Guess what? Allowing students to follow their interests creates engaged learning.
The power of interest-based learning is one of those things that is so intuitive, so obvious, soooo clear — that in most of today’s public education system — we ignore it.
We used to ignore interest-based learning less in schools, but now that we know more about it, we ignore it more in schools.
Scott Barry Kaufman, writing for Scientific American’s Beautiful Minds blog last month, has one of the best umbrella-type articles I’ve read explaining the current research on the power of interests, in which he concludes:
. . . for educators and business managers who value deep, meaningful productivity, emphasis should be placed on cultivating emotional interest among students and employees, and increasing the personal relevance of learning and projects. (Read more)
Kaufman traces the educational approach of taking interests into consideration back to John Dewey, and follows interest-based learning forward to the findings of current researchers, who find that:
. . . interest is characterized by deep processing of information, effective learning strategies, academic and professional career choices and achievement, positive emotions, and a sense of being energized and invigorated. Also, when students are allowed to explore their interests and engage their natural curiosity, they expend more effort as an automatic consequence of their engagement. (Read more)
Read Kaufman’s entire article, “Interest Fuels Effortless Engagement,” and click through on the links to read the details for yourself. My summarizing them here can’t improve on Kaufman’s synthesis of the evidence about the effectiveness of interest-based learning.
However, despite the evidence, despite Dewey’s convictions, only a small percentage of educators today have the autonomy to infuse an interest-based approach into their teaching, because political and corporate stakeholders have dictated otherwise. This has resulted in a pervasive teach-to-the-test mentality in public education that serves other purposes, but certainly does not take students’ interests — or their best interests — into consideration.
Among those educators who can use an interest-based approach?
Homeschoolers.

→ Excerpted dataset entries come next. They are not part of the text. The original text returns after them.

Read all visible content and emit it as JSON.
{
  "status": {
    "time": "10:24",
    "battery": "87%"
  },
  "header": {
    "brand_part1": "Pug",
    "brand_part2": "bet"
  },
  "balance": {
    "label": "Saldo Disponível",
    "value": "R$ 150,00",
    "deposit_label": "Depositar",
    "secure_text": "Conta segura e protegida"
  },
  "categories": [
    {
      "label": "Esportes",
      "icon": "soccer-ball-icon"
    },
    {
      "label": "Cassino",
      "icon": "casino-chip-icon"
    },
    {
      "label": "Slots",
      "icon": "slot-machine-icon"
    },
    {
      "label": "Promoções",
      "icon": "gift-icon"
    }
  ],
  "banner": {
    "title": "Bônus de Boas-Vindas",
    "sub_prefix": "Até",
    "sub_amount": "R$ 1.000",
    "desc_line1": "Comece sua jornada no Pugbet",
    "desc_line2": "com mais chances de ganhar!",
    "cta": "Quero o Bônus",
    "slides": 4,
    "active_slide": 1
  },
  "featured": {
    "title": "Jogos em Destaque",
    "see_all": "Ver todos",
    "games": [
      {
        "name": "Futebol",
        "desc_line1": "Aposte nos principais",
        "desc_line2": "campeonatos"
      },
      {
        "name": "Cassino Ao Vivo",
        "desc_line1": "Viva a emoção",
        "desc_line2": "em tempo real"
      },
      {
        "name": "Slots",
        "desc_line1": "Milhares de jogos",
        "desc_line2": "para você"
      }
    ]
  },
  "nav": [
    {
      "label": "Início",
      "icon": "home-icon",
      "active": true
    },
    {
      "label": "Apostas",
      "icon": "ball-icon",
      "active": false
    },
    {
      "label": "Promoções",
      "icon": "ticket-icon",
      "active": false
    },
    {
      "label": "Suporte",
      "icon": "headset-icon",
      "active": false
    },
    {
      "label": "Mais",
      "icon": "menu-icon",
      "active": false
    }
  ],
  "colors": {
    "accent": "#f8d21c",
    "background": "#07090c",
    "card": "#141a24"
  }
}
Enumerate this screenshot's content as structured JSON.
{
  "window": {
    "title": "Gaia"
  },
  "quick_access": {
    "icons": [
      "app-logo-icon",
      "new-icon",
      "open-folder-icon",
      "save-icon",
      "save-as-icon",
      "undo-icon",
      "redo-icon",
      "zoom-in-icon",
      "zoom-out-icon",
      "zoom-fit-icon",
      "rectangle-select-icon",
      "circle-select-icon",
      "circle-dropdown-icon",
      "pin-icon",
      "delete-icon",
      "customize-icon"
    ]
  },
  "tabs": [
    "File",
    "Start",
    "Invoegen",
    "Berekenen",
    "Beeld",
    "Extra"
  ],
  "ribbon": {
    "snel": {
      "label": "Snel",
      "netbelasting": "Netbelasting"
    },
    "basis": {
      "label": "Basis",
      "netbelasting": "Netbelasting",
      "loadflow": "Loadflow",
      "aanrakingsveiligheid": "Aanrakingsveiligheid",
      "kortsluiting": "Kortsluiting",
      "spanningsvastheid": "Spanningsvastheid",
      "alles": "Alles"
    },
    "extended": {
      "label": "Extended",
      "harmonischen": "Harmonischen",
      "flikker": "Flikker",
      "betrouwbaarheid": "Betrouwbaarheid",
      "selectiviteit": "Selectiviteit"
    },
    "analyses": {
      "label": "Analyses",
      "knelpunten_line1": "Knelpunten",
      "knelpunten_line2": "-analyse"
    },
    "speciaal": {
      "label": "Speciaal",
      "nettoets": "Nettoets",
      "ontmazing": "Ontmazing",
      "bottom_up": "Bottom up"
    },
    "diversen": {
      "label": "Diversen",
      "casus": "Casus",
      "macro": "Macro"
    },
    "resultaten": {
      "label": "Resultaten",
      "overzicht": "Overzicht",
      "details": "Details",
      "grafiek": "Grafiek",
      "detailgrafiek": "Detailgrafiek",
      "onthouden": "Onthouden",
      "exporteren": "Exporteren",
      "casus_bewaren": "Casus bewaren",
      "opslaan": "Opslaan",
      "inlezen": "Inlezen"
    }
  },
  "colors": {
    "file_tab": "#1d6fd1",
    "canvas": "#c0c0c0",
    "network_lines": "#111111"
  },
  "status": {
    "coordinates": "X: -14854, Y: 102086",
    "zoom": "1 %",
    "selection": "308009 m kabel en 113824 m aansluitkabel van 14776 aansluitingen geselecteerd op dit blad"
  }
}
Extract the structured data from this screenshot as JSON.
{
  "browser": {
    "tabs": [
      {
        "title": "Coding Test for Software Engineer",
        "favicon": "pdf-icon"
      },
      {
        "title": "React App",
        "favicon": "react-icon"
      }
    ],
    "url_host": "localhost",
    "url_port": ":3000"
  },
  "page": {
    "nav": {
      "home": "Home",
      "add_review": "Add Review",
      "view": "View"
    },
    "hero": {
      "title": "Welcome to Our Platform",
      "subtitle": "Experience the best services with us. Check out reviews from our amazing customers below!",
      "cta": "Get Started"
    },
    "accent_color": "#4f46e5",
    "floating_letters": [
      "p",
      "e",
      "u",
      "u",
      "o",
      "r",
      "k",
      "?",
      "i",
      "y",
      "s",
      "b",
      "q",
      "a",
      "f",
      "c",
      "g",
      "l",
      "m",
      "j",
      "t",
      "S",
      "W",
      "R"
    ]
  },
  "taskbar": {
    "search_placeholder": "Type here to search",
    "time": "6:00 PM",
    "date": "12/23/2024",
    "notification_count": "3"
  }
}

Specifically, families using an Engaged Homeschooling approach.
We can take what the research says and live it — facilitating engagement by allowing our children to develop and follow their interests, using interest-based learning as a tool of engagement.
Are you making the most of your autonomy as a homeschool parent? Have you explored how interest-based learning can work in your children’s education?
If you’re not a homeschooling parent yet, have you considered what it would be like to use your children’s interests to help them learn — what Kaufman calls “fuel” for effortless engagement?
Kaufman points out that this fuel, interest, trumps persistence (defined as “time spent on task”), which is a welcome notion to those of us who have witnessed fourth graders labor over far too many ill-designed homework exercises, until the will to learn anything is pretty much wrung out of them and they wilt over the kitchen table.
So, how? How do homeschoolers harness the horsepower of interests?
That’s the subject of my next post.